And then I realized that the only person/deity I was thinking of was myself. If I really wanted to do something for God, I would move my long runs to Saturday and go to church on Sunday. Or at least think about going to church and not running. (Don't even get me started on the notion that it would be me pretending to be pious for a whole 40 days.)

On the flip side, if I want to do something for myself - if I want to make positive changes - I don't need to wait for the black cross on my forehead for the go-ahead. I can do it any time as long as I set my mind to it.

Lent - what are your thoughts?


  1. As a Catholic, I love this post. And thanks for the lenten ideas - I've used my kids as an excuse to NOT go to church regularly for too long. It's time to start making it a habit again...

  2. I'm not Catholic, so I don't know if I'm allowed a big opinion on this, but it really bothers me when people use a religious time as a diet or social experiment. Good for you for recognizing that and doing what feels right for you!

  3. I love this, I wasn't raised Catholic but joined the Catholic Church before my hubby and I were married. I loved going but life has somehow gotten in the way and we rarely go anymore. I sometimes feel guilty about not giving something up, but then I realize that like you said, its not really about God. For most Catholics, whatever they give up for lent is either for themselves or a mindless challenge. I don't get how not eating candy will bring my closer to God.

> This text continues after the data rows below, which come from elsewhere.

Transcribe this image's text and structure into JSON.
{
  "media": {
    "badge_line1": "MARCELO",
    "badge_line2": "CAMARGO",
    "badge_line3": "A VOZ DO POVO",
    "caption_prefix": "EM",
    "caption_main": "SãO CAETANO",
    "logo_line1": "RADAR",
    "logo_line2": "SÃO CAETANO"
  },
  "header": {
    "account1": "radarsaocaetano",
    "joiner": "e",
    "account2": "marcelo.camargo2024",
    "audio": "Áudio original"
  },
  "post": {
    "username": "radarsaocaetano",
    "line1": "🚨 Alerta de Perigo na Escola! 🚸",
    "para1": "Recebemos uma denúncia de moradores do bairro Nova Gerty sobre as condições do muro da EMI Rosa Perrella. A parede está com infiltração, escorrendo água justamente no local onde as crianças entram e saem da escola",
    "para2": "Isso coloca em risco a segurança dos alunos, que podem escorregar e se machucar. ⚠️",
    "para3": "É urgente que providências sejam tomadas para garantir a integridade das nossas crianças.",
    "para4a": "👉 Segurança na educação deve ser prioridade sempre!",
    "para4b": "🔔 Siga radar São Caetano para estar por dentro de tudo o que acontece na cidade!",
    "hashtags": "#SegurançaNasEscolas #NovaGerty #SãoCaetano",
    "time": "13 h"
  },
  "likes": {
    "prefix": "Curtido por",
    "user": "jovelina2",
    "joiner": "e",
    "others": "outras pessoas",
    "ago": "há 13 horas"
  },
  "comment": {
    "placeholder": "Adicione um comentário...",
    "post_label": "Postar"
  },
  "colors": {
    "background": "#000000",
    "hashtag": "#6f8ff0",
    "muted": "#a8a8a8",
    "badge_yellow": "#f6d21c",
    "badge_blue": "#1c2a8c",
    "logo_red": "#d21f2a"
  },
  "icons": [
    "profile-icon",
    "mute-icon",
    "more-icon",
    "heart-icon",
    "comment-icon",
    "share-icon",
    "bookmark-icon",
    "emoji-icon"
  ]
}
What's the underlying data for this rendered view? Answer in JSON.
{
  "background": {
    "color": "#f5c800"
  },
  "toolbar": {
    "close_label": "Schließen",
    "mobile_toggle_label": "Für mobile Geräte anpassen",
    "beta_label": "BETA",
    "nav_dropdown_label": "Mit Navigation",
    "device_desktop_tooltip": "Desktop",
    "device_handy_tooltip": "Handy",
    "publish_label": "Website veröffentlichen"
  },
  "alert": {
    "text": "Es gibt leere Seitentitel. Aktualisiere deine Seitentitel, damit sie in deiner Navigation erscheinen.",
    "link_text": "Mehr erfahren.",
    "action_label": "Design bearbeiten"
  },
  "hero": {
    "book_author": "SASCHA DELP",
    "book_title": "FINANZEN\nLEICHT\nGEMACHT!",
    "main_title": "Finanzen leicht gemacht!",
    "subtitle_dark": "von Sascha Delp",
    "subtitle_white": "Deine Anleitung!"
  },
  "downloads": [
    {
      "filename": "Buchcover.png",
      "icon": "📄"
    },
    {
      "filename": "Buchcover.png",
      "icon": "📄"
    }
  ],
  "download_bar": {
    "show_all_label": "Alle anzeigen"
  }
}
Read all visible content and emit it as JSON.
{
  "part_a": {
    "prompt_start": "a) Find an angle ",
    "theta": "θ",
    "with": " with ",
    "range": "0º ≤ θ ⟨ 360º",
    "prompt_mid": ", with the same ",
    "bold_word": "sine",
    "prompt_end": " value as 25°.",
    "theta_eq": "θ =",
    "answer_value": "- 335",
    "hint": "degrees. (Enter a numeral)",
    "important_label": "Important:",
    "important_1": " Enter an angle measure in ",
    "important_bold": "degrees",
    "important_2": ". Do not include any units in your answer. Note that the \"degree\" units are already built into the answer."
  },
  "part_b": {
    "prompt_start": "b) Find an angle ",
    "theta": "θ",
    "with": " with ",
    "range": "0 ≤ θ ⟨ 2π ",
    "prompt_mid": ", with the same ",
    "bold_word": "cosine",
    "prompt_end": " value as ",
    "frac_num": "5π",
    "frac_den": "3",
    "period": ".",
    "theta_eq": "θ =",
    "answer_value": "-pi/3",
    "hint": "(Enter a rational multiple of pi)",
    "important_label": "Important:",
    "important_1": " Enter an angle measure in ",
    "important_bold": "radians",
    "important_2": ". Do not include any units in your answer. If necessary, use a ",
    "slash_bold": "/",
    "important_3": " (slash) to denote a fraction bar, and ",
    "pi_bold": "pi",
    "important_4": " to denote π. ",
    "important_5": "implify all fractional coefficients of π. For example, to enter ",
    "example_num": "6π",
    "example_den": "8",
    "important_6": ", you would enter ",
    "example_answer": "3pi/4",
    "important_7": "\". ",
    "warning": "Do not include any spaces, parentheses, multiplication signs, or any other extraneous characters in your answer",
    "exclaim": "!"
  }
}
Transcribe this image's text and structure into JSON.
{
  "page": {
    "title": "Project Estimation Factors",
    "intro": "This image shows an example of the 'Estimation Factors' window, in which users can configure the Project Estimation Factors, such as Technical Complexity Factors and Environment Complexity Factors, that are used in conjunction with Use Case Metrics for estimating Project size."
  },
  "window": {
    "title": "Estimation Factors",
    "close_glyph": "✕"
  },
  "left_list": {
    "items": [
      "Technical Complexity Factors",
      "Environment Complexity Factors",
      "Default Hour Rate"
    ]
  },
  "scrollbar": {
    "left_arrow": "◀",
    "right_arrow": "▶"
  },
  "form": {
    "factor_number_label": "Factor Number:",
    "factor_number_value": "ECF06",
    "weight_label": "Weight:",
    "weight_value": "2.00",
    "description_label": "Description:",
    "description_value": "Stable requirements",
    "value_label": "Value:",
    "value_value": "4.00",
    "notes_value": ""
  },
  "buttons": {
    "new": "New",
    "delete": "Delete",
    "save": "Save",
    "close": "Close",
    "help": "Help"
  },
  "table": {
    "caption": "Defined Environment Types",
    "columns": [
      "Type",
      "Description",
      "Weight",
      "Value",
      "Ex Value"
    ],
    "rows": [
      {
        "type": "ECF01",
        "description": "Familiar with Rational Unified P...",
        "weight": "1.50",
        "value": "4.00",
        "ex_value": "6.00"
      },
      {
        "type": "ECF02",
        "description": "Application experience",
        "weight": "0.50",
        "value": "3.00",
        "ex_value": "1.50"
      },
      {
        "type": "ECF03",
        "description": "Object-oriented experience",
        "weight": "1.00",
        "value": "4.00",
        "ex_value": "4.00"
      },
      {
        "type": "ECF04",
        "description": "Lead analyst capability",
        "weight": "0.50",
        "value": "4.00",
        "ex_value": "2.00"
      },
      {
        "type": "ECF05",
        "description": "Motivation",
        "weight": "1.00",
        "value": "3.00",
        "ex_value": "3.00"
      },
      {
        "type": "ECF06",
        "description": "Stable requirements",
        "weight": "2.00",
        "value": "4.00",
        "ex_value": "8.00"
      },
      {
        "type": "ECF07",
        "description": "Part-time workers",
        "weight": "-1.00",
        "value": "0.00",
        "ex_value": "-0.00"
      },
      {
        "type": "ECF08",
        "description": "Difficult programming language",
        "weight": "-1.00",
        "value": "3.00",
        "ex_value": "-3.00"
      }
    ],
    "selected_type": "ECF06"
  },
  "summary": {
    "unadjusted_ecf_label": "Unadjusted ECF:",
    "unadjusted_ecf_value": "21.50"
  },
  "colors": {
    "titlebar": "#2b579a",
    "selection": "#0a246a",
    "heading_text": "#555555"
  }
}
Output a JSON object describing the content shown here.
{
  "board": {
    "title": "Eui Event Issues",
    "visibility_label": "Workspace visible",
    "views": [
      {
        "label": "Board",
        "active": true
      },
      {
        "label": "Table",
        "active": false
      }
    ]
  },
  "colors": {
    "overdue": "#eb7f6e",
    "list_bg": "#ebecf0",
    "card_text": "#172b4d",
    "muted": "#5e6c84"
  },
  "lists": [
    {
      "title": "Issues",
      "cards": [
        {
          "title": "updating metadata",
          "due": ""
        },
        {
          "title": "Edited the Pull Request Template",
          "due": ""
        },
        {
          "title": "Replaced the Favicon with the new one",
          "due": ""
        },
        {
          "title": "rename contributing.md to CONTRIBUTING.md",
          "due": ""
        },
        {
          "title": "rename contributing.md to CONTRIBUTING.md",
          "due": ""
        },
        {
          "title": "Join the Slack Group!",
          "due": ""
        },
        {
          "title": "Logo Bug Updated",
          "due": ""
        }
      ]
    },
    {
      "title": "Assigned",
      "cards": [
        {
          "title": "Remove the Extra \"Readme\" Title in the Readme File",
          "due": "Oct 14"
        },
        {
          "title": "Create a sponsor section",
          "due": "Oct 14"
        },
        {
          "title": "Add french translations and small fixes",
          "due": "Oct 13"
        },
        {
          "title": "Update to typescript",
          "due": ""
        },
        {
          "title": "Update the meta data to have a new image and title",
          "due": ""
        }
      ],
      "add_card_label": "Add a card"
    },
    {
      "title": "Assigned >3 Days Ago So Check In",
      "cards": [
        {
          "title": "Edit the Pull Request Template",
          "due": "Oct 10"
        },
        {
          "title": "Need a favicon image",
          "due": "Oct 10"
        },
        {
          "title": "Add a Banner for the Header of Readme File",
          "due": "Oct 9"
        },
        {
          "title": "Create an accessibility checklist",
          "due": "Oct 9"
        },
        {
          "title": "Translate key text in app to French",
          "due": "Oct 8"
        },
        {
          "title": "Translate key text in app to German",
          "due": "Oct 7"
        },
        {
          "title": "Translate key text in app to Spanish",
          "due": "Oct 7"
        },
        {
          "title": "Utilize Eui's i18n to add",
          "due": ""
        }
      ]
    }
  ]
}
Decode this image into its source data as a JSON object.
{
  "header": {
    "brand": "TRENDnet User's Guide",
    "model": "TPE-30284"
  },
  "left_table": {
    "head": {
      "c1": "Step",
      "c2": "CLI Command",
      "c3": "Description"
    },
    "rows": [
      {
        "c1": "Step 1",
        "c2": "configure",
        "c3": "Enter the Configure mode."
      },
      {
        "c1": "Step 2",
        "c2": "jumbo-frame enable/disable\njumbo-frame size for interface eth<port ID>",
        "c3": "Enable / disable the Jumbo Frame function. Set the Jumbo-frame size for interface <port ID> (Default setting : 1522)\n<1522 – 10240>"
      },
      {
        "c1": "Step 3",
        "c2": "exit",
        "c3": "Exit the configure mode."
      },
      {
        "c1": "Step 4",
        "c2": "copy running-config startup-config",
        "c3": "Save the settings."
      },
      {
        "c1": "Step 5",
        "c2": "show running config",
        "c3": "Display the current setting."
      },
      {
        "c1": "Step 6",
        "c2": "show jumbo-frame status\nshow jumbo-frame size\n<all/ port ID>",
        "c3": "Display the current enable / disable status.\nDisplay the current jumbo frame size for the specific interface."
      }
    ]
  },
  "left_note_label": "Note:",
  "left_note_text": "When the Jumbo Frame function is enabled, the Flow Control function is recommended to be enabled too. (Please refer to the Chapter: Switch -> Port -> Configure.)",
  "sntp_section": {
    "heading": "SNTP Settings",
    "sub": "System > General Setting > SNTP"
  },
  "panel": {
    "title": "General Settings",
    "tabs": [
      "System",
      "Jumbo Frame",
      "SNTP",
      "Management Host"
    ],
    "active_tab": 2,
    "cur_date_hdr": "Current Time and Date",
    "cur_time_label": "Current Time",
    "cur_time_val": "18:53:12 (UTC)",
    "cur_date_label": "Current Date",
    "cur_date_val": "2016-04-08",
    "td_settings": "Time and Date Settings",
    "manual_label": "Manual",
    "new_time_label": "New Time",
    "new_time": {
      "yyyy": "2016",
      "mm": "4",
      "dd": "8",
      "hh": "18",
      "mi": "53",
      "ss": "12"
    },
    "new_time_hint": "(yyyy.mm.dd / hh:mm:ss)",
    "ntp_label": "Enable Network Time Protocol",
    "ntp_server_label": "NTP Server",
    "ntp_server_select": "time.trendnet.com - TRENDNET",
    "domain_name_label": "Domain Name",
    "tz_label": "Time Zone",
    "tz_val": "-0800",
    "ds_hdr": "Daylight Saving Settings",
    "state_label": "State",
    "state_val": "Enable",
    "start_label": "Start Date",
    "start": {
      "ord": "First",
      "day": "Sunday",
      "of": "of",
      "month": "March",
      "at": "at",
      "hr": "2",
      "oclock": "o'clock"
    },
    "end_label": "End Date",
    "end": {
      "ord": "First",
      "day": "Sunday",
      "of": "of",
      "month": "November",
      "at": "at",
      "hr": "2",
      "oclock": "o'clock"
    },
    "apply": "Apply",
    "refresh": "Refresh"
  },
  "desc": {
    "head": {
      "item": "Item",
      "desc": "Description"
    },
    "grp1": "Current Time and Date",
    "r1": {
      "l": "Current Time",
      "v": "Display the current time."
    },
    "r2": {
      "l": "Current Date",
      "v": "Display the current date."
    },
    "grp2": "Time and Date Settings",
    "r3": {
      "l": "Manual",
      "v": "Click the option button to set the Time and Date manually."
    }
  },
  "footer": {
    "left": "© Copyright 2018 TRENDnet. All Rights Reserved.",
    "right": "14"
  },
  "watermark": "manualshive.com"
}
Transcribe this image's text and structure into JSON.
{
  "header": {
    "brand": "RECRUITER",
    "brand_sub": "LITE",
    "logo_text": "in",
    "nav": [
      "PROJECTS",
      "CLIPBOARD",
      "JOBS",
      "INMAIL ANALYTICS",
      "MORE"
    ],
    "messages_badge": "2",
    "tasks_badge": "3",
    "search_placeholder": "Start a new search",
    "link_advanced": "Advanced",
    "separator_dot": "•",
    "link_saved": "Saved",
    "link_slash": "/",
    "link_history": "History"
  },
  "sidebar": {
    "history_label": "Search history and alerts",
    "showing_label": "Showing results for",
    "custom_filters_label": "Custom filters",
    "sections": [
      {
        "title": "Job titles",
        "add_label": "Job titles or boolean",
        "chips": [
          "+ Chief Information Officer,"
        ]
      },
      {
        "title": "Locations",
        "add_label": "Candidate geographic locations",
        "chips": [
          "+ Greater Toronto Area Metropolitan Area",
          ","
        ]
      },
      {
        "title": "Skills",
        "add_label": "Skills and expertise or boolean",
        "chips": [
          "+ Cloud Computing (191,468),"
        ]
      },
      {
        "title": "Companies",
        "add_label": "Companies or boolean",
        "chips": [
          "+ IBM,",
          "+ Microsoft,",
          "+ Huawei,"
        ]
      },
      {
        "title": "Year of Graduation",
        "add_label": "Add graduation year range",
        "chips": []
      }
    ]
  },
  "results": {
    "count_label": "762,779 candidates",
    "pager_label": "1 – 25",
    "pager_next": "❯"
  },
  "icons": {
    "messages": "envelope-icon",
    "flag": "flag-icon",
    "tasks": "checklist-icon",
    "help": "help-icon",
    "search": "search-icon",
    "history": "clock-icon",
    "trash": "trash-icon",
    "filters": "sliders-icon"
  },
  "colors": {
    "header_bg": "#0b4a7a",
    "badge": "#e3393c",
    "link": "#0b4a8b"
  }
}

    My hubby was raised pretty strict Catholic, we used to try to at least avoid meat on Fridays - but again, we have moved away from that. We are "bad Catholics" but we are sort of okay with it. For us, our religion/spirituality isn't determined by the church.

    1. I love the fact that your religion/ spirituality is not determined by the church. I have given up on the whole concept of "church" too many hyypocrites hide behind religion and like to tell me what I am doing wrong but not look at them selves.

  4. You make excellent points about Lent! I am guilty of having given up Diet Coke one year, and drive-throughs another! I wasn't raised Catholic but converted 10 years ago, and since my kids are old enough to "get it" and are encouraged to give something up by their Catholic school teachers, I decided last year I would no longer give things up. And while I get the concept and purpose of sacrifice, for me - it was always all about me. So now I do something extra to improve my relationship with God during Lent...attend a daily Mass each week, spend an hour in adoration, etc. I think it does a better job of teaching my kids that the real goal is to grow closer to Christ in the weeks before Easter.

  5. I ran across an interesting idea for Lent the other day here: Skip down to "40 Days, 40 Vegetables."

  6. You know I'm giving up sweets (which is more for me), but we're also committing to going to church. I'm usually a C.E.O. Catholic these days, you know Christmas and Easter Only. We really need to be better. We may even drop by the fish fry one Friday.

  7. I like the challenge of giving something up... so I engage in Lenten denial of self only for that reason and no greater religious purpose. I'm not particularly "religious" anymore but in my church we always talked about Lent as more a time to reflect on your relationship with God rather than giving something up.

    Anyhow, even though I am engaging in my own "Lenten challenge" I love this entry and the true notion that anytime is a good time to do something for yourself!

  8. Most people don't know that 40 days doesn't include Sundays. So you are allowed to give up something for lent everyday except the sabbath.

    I'm a catholic, and I never give up anything for lent. In fact, I think the art of giving over the course of forty days is far better than giving up a type of food or drink. I don't go to church either. That doesn't make me a bad catholic neither is abstaining from lent.

    What I intend to engage in is random acts of kindness over this period - and be kind to myself, too by getting my act together on my running and exercise schedule.

    Love your blog :)

  9. I grew up Lutheran and we didn't give anything up for Lent. Before I married my husband I converted to Catholicism but I'm pulling the pregnancy clause this year and not giving anything up.